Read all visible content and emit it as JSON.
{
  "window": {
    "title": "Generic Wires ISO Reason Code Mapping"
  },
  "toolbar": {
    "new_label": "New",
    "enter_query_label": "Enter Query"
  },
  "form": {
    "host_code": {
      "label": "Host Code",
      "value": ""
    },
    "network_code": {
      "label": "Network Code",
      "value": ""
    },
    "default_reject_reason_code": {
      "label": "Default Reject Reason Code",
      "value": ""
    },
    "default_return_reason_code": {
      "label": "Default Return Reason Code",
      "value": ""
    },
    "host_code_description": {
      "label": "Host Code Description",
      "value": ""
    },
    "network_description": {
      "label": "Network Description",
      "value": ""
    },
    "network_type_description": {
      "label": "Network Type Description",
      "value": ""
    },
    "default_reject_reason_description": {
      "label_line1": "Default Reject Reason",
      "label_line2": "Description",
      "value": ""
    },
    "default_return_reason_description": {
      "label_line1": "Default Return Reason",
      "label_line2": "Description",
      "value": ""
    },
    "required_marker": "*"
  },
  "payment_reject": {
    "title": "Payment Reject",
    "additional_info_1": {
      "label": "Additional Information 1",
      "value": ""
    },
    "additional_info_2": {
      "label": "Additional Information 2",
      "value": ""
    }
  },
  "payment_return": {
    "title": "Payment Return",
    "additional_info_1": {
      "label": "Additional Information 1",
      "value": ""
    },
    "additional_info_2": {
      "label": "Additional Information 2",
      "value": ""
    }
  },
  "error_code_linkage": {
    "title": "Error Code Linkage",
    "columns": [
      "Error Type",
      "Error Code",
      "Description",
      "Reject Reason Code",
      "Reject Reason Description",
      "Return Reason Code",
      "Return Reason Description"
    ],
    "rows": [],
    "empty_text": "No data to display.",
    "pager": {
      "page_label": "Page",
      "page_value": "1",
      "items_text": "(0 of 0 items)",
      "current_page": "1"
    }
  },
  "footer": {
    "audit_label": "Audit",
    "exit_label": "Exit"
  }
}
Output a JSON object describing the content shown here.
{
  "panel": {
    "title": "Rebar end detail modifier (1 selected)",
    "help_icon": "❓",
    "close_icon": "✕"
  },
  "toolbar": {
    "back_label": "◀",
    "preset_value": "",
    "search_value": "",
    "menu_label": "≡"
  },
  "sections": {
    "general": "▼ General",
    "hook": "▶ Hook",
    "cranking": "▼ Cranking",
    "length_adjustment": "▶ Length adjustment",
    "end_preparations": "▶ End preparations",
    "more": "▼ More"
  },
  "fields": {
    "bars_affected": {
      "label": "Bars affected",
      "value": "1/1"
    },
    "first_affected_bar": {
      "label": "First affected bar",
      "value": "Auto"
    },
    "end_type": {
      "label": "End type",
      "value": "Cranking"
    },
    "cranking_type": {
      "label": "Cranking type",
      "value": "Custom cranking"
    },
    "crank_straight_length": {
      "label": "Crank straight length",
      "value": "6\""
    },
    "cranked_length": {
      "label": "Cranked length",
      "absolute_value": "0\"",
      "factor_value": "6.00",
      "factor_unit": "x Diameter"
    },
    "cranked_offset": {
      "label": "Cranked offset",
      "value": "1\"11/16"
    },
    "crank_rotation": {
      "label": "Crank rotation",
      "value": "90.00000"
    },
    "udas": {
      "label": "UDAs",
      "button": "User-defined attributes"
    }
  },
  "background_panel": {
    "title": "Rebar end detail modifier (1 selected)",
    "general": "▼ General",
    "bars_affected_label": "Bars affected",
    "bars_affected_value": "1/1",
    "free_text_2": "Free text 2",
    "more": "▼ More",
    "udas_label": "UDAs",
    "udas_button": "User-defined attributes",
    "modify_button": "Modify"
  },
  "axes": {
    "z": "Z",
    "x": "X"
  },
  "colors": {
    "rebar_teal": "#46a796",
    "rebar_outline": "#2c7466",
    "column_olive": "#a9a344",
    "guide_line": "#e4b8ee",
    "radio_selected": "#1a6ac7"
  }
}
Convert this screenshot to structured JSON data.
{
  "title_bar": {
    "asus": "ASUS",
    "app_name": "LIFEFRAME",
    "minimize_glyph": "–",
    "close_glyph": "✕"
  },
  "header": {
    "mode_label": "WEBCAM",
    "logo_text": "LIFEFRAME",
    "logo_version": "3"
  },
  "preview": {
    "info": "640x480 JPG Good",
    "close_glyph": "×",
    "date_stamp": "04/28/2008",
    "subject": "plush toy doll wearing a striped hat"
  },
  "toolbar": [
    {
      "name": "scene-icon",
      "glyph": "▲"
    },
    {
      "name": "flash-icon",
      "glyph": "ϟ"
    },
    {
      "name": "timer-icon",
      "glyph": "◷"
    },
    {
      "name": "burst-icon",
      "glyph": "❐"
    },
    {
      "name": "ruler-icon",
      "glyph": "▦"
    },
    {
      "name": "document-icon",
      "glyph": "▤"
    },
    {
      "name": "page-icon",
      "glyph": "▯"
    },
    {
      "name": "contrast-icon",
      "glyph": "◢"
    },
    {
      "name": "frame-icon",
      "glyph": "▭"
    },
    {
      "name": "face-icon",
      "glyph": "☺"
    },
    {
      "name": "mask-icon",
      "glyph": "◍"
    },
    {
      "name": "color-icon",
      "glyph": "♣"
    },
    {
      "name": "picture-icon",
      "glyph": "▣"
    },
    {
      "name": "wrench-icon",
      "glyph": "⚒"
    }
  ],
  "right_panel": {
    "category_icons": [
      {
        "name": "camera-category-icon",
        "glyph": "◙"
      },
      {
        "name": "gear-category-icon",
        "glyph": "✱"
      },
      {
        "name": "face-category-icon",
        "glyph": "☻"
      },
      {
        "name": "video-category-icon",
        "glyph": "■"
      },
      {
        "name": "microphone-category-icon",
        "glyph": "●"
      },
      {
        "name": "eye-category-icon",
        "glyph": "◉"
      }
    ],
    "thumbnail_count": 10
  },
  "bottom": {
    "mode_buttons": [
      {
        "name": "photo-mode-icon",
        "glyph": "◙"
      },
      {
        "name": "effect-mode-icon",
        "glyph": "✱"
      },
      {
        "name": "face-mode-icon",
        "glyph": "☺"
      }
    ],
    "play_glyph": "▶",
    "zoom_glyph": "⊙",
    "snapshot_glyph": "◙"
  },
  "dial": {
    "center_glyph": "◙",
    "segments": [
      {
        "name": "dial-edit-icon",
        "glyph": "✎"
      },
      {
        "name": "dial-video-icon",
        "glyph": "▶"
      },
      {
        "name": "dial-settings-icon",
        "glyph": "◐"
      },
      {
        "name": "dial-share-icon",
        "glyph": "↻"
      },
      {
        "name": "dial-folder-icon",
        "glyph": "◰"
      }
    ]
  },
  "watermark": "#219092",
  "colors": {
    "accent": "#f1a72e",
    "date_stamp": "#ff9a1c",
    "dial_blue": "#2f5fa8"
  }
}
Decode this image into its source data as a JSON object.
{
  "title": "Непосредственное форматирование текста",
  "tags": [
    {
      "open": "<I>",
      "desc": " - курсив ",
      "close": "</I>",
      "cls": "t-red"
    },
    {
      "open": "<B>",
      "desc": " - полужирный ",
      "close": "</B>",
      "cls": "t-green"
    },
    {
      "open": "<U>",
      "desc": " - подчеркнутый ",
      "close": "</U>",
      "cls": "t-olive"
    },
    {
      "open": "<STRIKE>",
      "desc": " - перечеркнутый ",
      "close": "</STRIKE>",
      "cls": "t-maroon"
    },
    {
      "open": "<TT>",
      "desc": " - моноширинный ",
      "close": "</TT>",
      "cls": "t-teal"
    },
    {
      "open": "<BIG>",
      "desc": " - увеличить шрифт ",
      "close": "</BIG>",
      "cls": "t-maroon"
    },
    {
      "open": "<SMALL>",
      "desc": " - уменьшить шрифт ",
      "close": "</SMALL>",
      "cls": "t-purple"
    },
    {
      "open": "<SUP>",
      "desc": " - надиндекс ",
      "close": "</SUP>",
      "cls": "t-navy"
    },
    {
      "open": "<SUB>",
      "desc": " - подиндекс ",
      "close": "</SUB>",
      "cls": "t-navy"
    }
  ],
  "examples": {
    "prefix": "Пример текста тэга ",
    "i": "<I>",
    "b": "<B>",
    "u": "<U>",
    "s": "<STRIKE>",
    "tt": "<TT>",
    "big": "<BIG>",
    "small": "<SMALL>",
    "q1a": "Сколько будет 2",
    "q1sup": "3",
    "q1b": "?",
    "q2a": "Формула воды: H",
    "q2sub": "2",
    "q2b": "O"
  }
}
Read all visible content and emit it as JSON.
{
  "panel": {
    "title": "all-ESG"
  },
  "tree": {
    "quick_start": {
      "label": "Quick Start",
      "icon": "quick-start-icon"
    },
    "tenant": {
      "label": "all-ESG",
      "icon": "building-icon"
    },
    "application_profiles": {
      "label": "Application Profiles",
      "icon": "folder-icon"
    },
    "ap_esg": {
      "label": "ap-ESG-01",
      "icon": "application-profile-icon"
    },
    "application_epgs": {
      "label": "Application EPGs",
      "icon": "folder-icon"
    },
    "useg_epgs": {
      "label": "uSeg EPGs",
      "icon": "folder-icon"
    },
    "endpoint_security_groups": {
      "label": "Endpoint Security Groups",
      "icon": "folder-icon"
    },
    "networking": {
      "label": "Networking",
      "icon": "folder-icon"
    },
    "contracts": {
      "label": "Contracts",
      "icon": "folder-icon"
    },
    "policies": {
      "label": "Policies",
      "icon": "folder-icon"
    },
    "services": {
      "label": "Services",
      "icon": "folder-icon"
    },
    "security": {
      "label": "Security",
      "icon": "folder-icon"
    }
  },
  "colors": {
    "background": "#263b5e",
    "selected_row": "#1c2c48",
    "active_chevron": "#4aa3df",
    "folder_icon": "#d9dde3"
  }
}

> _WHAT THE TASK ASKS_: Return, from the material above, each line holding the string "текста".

> _RESULT OF THE TASK_:
  "title": "Непосредственное форматирование текста",
    "prefix": "Пример текста тэга ",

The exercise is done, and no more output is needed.